*PROBLEM STATEMENT:*
This exercise asks for every line of the material that contains the word "name".
____
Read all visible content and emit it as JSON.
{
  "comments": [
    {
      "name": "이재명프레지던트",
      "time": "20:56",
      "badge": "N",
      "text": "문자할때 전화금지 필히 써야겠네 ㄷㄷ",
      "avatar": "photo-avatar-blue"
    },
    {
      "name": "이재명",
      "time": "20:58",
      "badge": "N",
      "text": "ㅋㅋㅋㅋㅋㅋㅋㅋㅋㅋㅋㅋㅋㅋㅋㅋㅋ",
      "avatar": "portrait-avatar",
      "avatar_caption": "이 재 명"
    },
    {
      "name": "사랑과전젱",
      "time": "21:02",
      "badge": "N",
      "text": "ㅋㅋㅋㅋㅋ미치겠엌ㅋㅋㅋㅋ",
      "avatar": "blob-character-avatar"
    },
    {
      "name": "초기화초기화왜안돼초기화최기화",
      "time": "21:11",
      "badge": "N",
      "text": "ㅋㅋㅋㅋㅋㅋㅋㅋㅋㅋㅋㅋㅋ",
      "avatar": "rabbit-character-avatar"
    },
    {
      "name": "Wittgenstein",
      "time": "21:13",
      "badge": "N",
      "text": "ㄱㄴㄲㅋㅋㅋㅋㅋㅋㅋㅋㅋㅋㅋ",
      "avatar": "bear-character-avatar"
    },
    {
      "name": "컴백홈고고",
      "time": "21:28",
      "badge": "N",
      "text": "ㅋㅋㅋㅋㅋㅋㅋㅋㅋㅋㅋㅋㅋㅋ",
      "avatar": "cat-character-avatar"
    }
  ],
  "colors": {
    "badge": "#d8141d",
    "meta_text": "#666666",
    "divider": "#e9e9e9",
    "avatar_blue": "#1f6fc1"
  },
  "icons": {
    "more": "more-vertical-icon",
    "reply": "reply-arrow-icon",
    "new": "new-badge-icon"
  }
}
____
*TASK RESULT:*
      "name": "이재명프레지던트",
      "name": "이재명",
      "name": "사랑과전젱",
      "name": "초기화초기화왜안돼초기화최기화",
      "name": "Wittgenstein",
      "name": "컴백홈고고",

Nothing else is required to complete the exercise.